BEGIN Supplied data
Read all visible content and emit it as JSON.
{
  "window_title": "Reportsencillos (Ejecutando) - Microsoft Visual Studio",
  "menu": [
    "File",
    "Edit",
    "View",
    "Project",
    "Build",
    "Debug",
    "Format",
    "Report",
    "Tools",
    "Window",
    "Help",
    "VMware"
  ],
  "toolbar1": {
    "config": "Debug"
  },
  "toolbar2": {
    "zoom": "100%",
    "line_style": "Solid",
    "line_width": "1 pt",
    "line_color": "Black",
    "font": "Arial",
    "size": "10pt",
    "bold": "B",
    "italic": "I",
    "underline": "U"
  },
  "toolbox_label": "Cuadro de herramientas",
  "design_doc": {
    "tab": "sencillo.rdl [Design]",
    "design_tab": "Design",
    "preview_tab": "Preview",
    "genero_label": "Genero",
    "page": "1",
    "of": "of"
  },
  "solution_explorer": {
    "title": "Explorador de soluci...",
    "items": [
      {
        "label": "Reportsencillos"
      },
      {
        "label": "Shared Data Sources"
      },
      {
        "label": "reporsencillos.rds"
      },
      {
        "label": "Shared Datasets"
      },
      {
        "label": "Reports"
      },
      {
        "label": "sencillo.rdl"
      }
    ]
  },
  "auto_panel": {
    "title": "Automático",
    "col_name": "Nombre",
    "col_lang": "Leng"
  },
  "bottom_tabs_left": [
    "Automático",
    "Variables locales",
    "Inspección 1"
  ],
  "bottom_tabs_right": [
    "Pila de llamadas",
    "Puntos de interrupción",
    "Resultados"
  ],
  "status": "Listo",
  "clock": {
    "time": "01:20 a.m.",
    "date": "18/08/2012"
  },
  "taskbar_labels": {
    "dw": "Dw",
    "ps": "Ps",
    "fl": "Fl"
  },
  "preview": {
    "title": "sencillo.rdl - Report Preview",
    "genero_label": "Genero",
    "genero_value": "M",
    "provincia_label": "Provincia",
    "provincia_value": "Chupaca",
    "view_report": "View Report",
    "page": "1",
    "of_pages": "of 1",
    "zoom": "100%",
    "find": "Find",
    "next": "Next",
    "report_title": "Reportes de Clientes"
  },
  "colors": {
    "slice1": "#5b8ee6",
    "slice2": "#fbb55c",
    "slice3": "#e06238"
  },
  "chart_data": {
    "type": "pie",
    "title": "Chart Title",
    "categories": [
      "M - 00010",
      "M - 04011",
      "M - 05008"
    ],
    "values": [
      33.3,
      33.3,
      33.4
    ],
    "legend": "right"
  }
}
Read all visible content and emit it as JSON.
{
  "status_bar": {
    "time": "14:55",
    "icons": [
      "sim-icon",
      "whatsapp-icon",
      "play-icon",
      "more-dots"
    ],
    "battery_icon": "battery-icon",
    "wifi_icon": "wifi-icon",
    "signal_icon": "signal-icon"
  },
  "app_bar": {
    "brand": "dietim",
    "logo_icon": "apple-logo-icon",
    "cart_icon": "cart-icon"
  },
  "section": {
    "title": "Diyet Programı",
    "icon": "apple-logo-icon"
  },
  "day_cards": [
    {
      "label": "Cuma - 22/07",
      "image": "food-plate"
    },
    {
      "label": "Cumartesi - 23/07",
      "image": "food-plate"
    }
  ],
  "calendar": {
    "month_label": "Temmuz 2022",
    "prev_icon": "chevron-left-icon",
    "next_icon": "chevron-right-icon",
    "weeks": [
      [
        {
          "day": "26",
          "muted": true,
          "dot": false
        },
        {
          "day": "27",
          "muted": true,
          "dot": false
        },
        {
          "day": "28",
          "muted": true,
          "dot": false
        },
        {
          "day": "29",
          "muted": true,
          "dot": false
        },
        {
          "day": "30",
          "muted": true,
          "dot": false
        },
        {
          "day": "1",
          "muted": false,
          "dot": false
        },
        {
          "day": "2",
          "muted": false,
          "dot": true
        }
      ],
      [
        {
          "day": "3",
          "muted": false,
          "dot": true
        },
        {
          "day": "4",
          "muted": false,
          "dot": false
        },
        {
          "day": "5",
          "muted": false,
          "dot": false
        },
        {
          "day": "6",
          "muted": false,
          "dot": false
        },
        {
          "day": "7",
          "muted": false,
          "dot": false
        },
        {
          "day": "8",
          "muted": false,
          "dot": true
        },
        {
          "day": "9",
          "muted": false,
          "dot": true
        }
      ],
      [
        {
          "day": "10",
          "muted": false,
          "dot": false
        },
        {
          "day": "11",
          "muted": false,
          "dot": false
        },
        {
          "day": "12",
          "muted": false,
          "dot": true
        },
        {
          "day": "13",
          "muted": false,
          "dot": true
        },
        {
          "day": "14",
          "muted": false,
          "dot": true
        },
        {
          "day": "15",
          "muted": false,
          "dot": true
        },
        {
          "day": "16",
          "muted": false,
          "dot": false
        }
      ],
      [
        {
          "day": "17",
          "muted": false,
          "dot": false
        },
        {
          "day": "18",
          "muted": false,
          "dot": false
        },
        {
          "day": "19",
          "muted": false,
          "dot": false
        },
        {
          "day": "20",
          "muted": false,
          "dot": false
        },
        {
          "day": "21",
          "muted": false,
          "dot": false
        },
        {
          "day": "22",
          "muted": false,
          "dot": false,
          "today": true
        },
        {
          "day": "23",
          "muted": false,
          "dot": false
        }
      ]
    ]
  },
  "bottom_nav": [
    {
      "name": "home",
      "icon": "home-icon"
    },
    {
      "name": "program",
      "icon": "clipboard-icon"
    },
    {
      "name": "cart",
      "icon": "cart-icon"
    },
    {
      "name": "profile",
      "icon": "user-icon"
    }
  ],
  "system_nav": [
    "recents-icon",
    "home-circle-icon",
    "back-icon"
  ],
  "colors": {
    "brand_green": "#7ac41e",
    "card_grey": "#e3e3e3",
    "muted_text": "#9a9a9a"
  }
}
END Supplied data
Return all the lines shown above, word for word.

Read all visible content and emit it as JSON.
{
  "window_title": "Reportsencillos (Ejecutando) - Microsoft Visual Studio",
  "menu": [
    "File",
    "Edit",
    "View",
    "Project",
    "Build",
    "Debug",
    "Format",
    "Report",
    "Tools",
    "Window",
    "Help",
    "VMware"
  ],
  "toolbar1": {
    "config": "Debug"
  },
  "toolbar2": {
    "zoom": "100%",
    "line_style": "Solid",
    "line_width": "1 pt",
    "line_color": "Black",
    "font": "Arial",
    "size": "10pt",
    "bold": "B",
    "italic": "I",
    "underline": "U"
  },
  "toolbox_label": "Cuadro de herramientas",
  "design_doc": {
    "tab": "sencillo.rdl [Design]",
    "design_tab": "Design",
    "preview_tab": "Preview",
    "genero_label": "Genero",
    "page": "1",
    "of": "of"
  },
  "solution_explorer": {
    "title": "Explorador de soluci...",
    "items": [
      {
        "label": "Reportsencillos"
      },
      {
        "label": "Shared Data Sources"
      },
      {
        "label": "reporsencillos.rds"
      },
      {
        "label": "Shared Datasets"
      },
      {
        "label": "Reports"
      },
      {
        "label": "sencillo.rdl"
      }
    ]
  },
  "auto_panel": {
    "title": "Automático",
    "col_name": "Nombre",
    "col_lang": "Leng"
  },
  "bottom_tabs_left": [
    "Automático",
    "Variables locales",
    "Inspección 1"
  ],
  "bottom_tabs_right": [
    "Pila de llamadas",
    "Puntos de interrupción",
    "Resultados"
  ],
  "status": "Listo",
  "clock": {
    "time": "01:20 a.m.",
    "date": "18/08/2012"
  },
  "taskbar_labels": {
    "dw": "Dw",
    "ps": "Ps",
    "fl": "Fl"
  },
  "preview": {
    "title": "sencillo.rdl - Report Preview",
    "genero_label": "Genero",
    "genero_value": "M",
    "provincia_label": "Provincia",
    "provincia_value": "Chupaca",
    "view_report": "View Report",
    "page": "1",
    "of_pages": "of 1",
    "zoom": "100%",
    "find": "Find",
    "next": "Next",
    "report_title": "Reportes de Clientes"
  },
  "colors": {
    "slice1": "#5b8ee6",
    "slice2": "#fbb55c",
    "slice3": "#e06238"
  },
  "chart_data": {
    "type": "pie",
    "title": "Chart Title",
    "categories": [
      "M - 00010",
      "M - 04011",
      "M - 05008"
    ],
    "values": [
      33.3,
      33.3,
      33.4
    ],
    "legend": "right"
  }
}
Read all visible content and emit it as JSON.
{
  "status_bar": {
    "time": "14:55",
    "icons": [
      "sim-icon",
      "whatsapp-icon",
      "play-icon",
      "more-dots"
    ],
    "battery_icon": "battery-icon",
    "wifi_icon": "wifi-icon",
    "signal_icon": "signal-icon"
  },
  "app_bar": {
    "brand": "dietim",
    "logo_icon": "apple-logo-icon",
    "cart_icon": "cart-icon"
  },
  "section": {
    "title": "Diyet Programı",
    "icon": "apple-logo-icon"
  },
  "day_cards": [
    {
      "label": "Cuma - 22/07",
      "image": "food-plate"
    },
    {
      "label": "Cumartesi - 23/07",
      "image": "food-plate"
    }
  ],
  "calendar": {
    "month_label": "Temmuz 2022",
    "prev_icon": "chevron-left-icon",
    "next_icon": "chevron-right-icon",
    "weeks": [
      [
        {
          "day": "26",
          "muted": true,
          "dot": false
        },
        {
          "day": "27",
          "muted": true,
          "dot": false
        },
        {
          "day": "28",
          "muted": true,
          "dot": false
        },
        {
          "day": "29",
          "muted": true,
          "dot": false
        },
        {
          "day": "30",
          "muted": true,
          "dot": false
        },
        {
          "day": "1",
          "muted": false,
          "dot": false
        },
        {
          "day": "2",
          "muted": false,
          "dot": true
        }
      ],
      [
        {
          "day": "3",
          "muted": false,
          "dot": true
        },
        {
          "day": "4",
          "muted": false,
          "dot": false
        },
        {
          "day": "5",
          "muted": false,
          "dot": false
        },
        {
          "day": "6",
          "muted": false,
          "dot": false
        },
        {
          "day": "7",
          "muted": false,
          "dot": false
        },
        {
          "day": "8",
          "muted": false,
          "dot": true
        },
        {
          "day": "9",
          "muted": false,
          "dot": true
        }
      ],
      [
        {
          "day": "10",
          "muted": false,
          "dot": false
        },
        {
          "day": "11",
          "muted": false,
          "dot": false
        },
        {
          "day": "12",
          "muted": false,
          "dot": true
        },
        {
          "day": "13",
          "muted": false,
          "dot": true
        },
        {
          "day": "14",
          "muted": false,
          "dot": true
        },
        {
          "day": "15",
          "muted": false,
          "dot": true
        },
        {
          "day": "16",
          "muted": false,
          "dot": false
        }
      ],
      [
        {
          "day": "17",
          "muted": false,
          "dot": false
        },
        {
          "day": "18",
          "muted": false,
          "dot": false
        },
        {
          "day": "19",
          "muted": false,
          "dot": false
        },
        {
          "day": "20",
          "muted": false,
          "dot": false
        },
        {
          "day": "21",
          "muted": false,
          "dot": false
        },
        {
          "day": "22",
          "muted": false,
          "dot": false,
          "today": true
        },
        {
          "day": "23",
          "muted": false,
          "dot": false
        }
      ]
    ]
  },
  "bottom_nav": [
    {
      "name": "home",
      "icon": "home-icon"
    },
    {
      "name": "program",
      "icon": "clipboard-icon"
    },
    {
      "name": "cart",
      "icon": "cart-icon"
    },
    {
      "name": "profile",
      "icon": "user-icon"
    }
  ],
  "system_nav": [
    "recents-icon",
    "home-circle-icon",
    "back-icon"
  ],
  "colors": {
    "brand_green": "#7ac41e",
    "card_grey": "#e3e3e3",
    "muted_text": "#9a9a9a"
  }
}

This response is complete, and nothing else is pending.